Principles underpinning dental epidemiology to ensure data comparability

  • use of BASCD or other published criteria/tools
  • use of sampling frames and random sampling where possible
  • highlight any differences between your survey methods and what has been done historically locally and elsewhere including potential impact on results
  • train examining teams on the survey criteria, consent issues and common data collection errors
  • where possible calibrate examiners in the key criteria

The above principles apply to ongoing surveillance programmes. If it is intended to undertake a survey in a new area of need for your programme or to support a needs assessment process the following additional principles should be borne in mind when designing the survey:

Principles underpinning exploring new areas of need

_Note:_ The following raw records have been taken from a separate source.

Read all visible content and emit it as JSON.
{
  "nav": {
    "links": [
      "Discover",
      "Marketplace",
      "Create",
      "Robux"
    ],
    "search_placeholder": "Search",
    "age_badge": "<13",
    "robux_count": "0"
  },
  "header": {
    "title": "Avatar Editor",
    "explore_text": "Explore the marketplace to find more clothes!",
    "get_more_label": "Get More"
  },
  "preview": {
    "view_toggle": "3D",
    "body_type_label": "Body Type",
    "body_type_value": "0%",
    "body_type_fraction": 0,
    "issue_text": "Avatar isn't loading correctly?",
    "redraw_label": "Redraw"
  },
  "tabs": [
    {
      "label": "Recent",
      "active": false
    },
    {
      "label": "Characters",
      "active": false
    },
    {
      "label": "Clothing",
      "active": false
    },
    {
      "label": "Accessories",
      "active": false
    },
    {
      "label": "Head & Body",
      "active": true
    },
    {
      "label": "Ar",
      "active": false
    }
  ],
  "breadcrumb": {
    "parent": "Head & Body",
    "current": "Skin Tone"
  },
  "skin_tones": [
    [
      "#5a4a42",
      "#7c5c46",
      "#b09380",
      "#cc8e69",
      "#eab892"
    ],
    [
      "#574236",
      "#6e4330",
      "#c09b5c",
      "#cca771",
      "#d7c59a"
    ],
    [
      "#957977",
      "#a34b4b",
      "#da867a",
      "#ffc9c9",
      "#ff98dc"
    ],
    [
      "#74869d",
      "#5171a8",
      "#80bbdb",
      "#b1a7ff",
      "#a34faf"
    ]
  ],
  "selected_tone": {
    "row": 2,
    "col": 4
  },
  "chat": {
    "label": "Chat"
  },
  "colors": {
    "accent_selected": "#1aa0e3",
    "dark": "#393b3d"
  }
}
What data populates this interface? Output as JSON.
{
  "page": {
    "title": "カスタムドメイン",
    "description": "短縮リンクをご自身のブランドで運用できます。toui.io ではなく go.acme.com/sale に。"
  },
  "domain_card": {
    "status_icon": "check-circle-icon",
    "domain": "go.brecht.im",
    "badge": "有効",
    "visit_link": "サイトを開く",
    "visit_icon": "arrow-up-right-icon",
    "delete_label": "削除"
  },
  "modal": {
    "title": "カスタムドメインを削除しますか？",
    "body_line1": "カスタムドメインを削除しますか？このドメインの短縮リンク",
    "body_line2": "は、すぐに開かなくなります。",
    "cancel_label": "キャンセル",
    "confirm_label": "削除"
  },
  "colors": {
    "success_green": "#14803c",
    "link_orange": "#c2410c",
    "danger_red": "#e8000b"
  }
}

  • where novel data is to be collected to collect that alongside data from established tools so that findings can be extrapolated appropriately
  • understand the spirit and the letter of the criteria associated with disease tools/measures and identify when you may need to modify the tools and highlight what you have done and why (e.g. for a survey of 3-year olds do not assume missing deciduous incisors are naturally exfoliated as you would in 5-year olds)
  • If your survey is to support needs assessment in groups where disease presence may not directly equate to treatment need, consider collecting some clinical opinion on need for interventional treatment alongside the disease and impact data